Polk County residents who have warrants or are listed on a sex-offender registry now have three choices, Stoughton said: They could seek refuge at a shelter and risk arrest, they could try to sneak into one and risk a harsh response, or they could stay at home during one of the most dangerous storms to approach Florida in modern history. Polk County is in the middle of the state; Winter Haven, where the sheriff’s office is located, is about 50 miles from the Gulf Coast and roughly 70 from the Atlantic Ocean.
The directive “puts [affected residents] in danger,” Stoughton said. But it also “puts the officers and other first responders who are going to have to rescue them in danger. It puts their families and their dependents in danger.”
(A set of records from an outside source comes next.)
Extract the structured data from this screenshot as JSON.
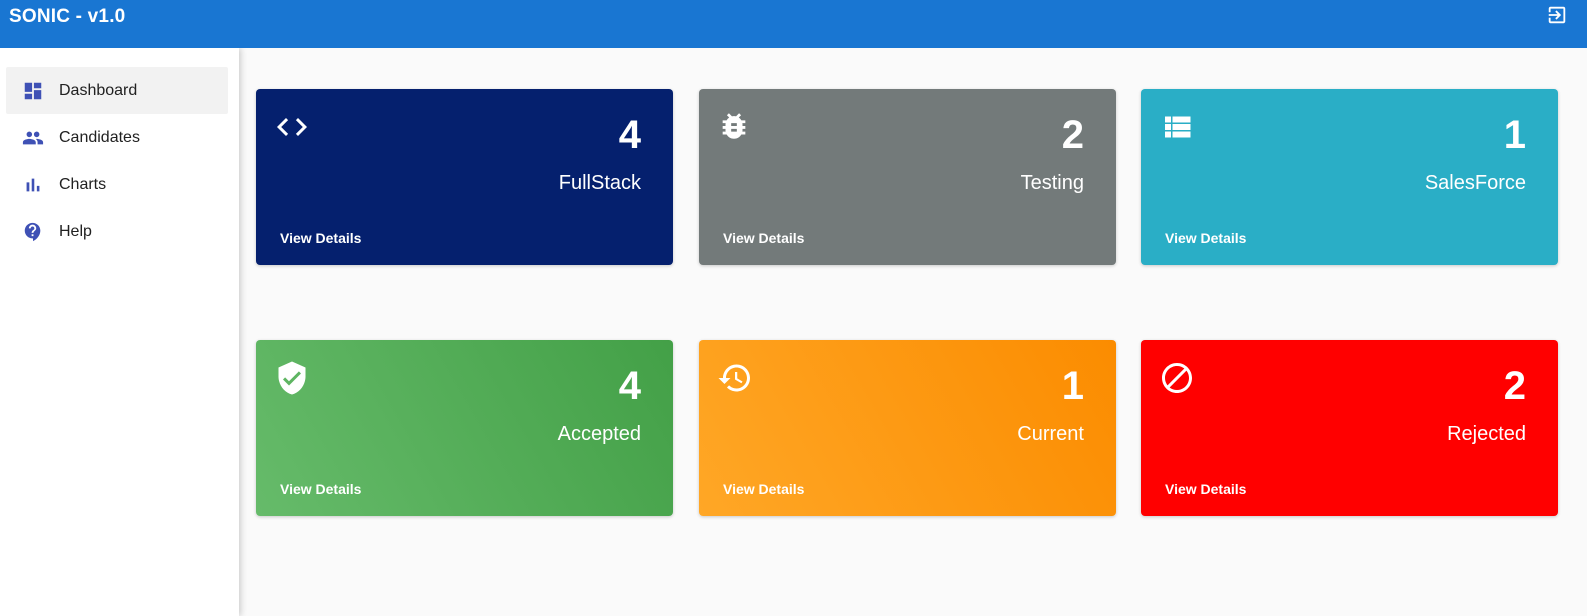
{
  "app": {
    "title": "SONIC - v1.0"
  },
  "sidebar": {
    "items": [
      {
        "label": "Dashboard",
        "icon": "dashboard-icon",
        "active": true
      },
      {
        "label": "Candidates",
        "icon": "people-icon"
      },
      {
        "label": "Charts",
        "icon": "bar-chart-icon"
      },
      {
        "label": "Help",
        "icon": "help-icon"
      }
    ]
  },
  "cards": [
    {
      "count": "4",
      "label": "FullStack",
      "link": "View Details",
      "icon": "code-icon",
      "color": "#05206e"
    },
    {
      "count": "2",
      "label": "Testing",
      "link": "View Details",
      "icon": "bug-icon",
      "color": "#737a7a"
    },
    {
      "count": "1",
      "label": "SalesForce",
      "link": "View Details",
      "icon": "list-icon",
      "color": "#2aaec6"
    },
    {
      "count": "4",
      "label": "Accepted",
      "link": "View Details",
      "icon": "verified-shield-icon",
      "color": "#4caf50"
    },
    {
      "count": "1",
      "label": "Current",
      "link": "View Details",
      "icon": "history-icon",
      "color": "#ff9800"
    },
    {
      "count": "2",
      "label": "Rejected",
      "link": "View Details",
      "icon": "block-icon",
      "color": "#ff0000"
    }
  ]
}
The problem is compounded by the sheer number of Floridians with active arrest warrants. In 2011, the Miami Herald reported that the Florida Department of Law Enforcement had more than 100,000 active warrants for felony offenses. The state’s large counties also had significant backlogs, the Herald found: Palm Beach County had 58,000 outstanding warrants, while nearby Broward County, where the city of Ft. Lauderdale is located, had an “astounding” 219,000. (Numbers for Polk County weren’t immediately available.)
Some of the warrants in Palm Beach and Broward were for serious offenses. But the overwhelming majority were for misdemeanors and other minor crimes, including traffic offenses, failure to appear in court, and unpaid court fees. A resident might not be aware there is a warrant out for his or her arrest in minor cases, Stoughton noted. As a result, someone seeking refuge could arrive at a Polk County shelter with family, discover he or she has an active arrest warrant, and be hauled off to jail during a hurricane.
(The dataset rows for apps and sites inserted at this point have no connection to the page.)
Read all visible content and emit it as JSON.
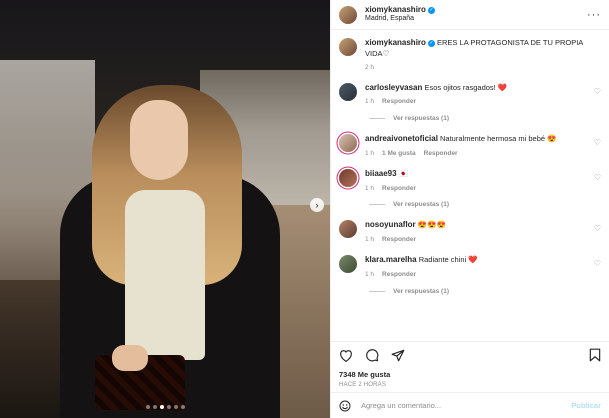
{
  "post": {
    "author": {
      "username": "xiomykanashiro",
      "location": "Madrid, España",
      "verified": true
    },
    "carousel": {
      "slides": 6,
      "active_index": 2
    },
    "caption": {
      "username": "xiomykanashiro",
      "text": "ERES LA PROTAGONISTA DE TU PROPIA VIDA♡",
      "time": "2 h"
    },
    "comments": [
      {
        "username": "carlosleyvasan",
        "text": "Esos ojitos rasgados! ❤️",
        "time": "1 h",
        "likes": "",
        "reply_label": "Responder",
        "view_replies": "Ver respuestas (1)"
      },
      {
        "username": "andreaivonetoficial",
        "text": "Naturalmente hermosa mi bebé 😍",
        "time": "1 h",
        "likes": "1 Me gusta",
        "reply_label": "Responder",
        "view_replies": ""
      },
      {
        "username": "biiaae93",
        "text": "🇯🇵",
        "time": "1 h",
        "likes": "",
        "reply_label": "Responder",
        "view_replies": "Ver respuestas (1)"
      },
      {
        "username": "nosoyunaflor",
        "text": "😍😍😍",
        "time": "1 h",
        "likes": "",
        "reply_label": "Responder",
        "view_replies": ""
      },
      {
        "username": "klara.marelha",
        "text": "Radiante chini ❤️",
        "time": "1 h",
        "likes": "",
        "reply_label": "Responder",
        "view_replies": "Ver respuestas (1)"
      }
    ],
    "likes": "7348 Me gusta",
    "posted": "Hace 2 horas",
    "add_comment": {
      "placeholder": "Agrega un comentario...",
      "publish_label": "Publicar"
    }
  },
  "icons": {
    "more": "more-options-icon",
    "heart": "heart-icon",
    "comment": "comment-icon",
    "share": "share-icon",
    "save": "bookmark-icon",
    "emoji": "emoji-icon",
    "next": "chevron-right-icon"
  },
  "colors": {
    "accent": "#0095f6",
    "publish_disabled": "#b2dffc",
    "muted": "#8e8e8e"
  }
}
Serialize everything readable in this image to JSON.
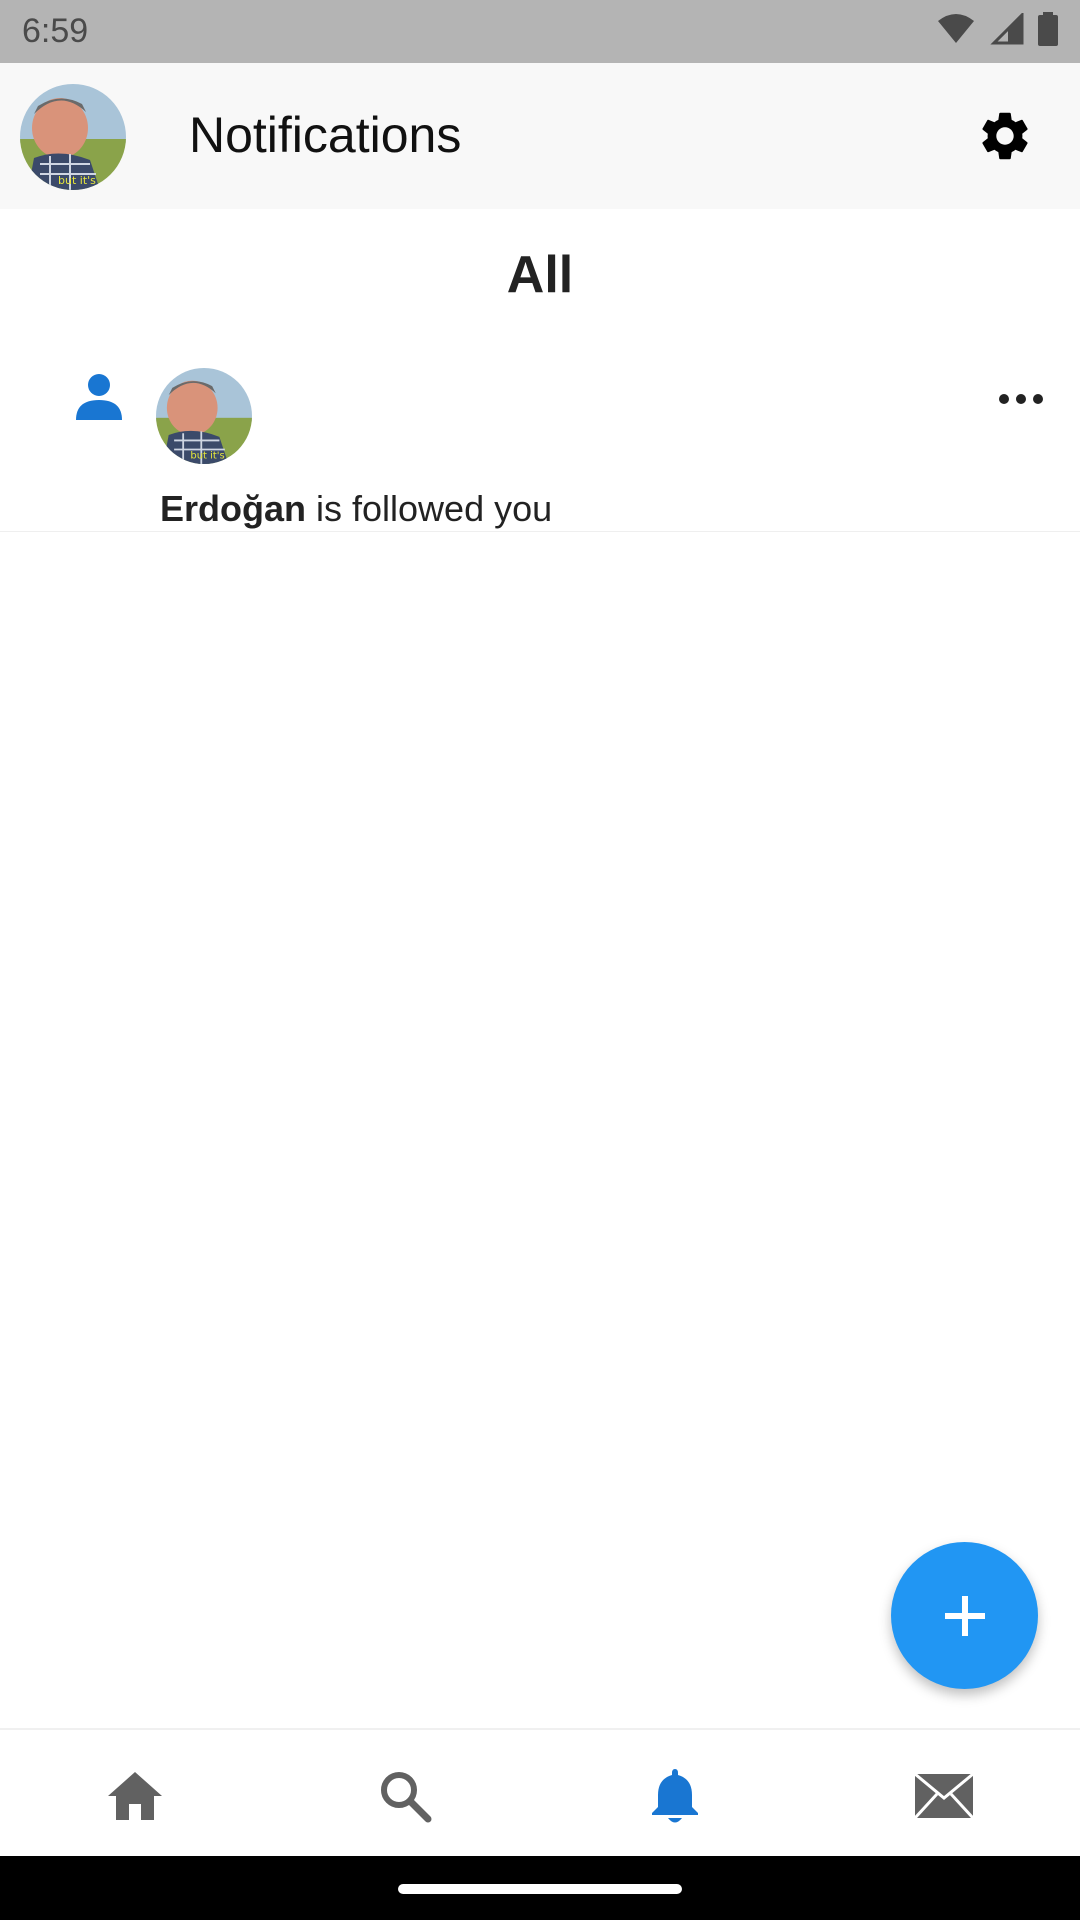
{
  "status_bar": {
    "time": "6:59",
    "icons": [
      "wifi-icon",
      "signal-icon",
      "battery-icon"
    ]
  },
  "app_bar": {
    "title": "Notifications",
    "avatar_caption": "but it's"
  },
  "tabs": {
    "current": "All"
  },
  "notifications": [
    {
      "type_icon": "person-icon",
      "user": "Erdoğan",
      "message": " is followed you"
    }
  ],
  "bottom_nav": {
    "items": [
      "home-icon",
      "search-icon",
      "bell-icon",
      "mail-icon"
    ],
    "active": "bell-icon"
  },
  "colors": {
    "accent": "#2196f3",
    "icon_active": "#1976d2",
    "icon_inactive": "#616161"
  }
}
If some Polk County residents stay away from shelters, it won’t be the first time people have avoided help for fear of legal consequences. When Hurricane Harvey struck Texas last month, members of Houston’s large community of undocumented immigrants feared they would be arrested and deported if they sought assistance from authorities during the storm. City officials responded by telling them they wouldn’t be targeted at shelters and food banks, and federal immigration-enforcement agencies said they would scale back their operations at rescue facilities.
After the sheriff’s department’s posts received national attention, a representative told The Daily Beast that officers have to arrest people they encounter if they have outstanding warrants. But Stoughton said no such legal obligation exists—officers can use their own discretion.
He recalled an example from his own time as a police officer when he pulled over a woman with three young children in her car during a routine traffic stop. She was from a different city and was the children’s sole caregiver. Stoughton discovered she had an active warrant for a minor misdemeanor related to court fines, but after discussing it with his supervisor, he decided not to arrest her for it.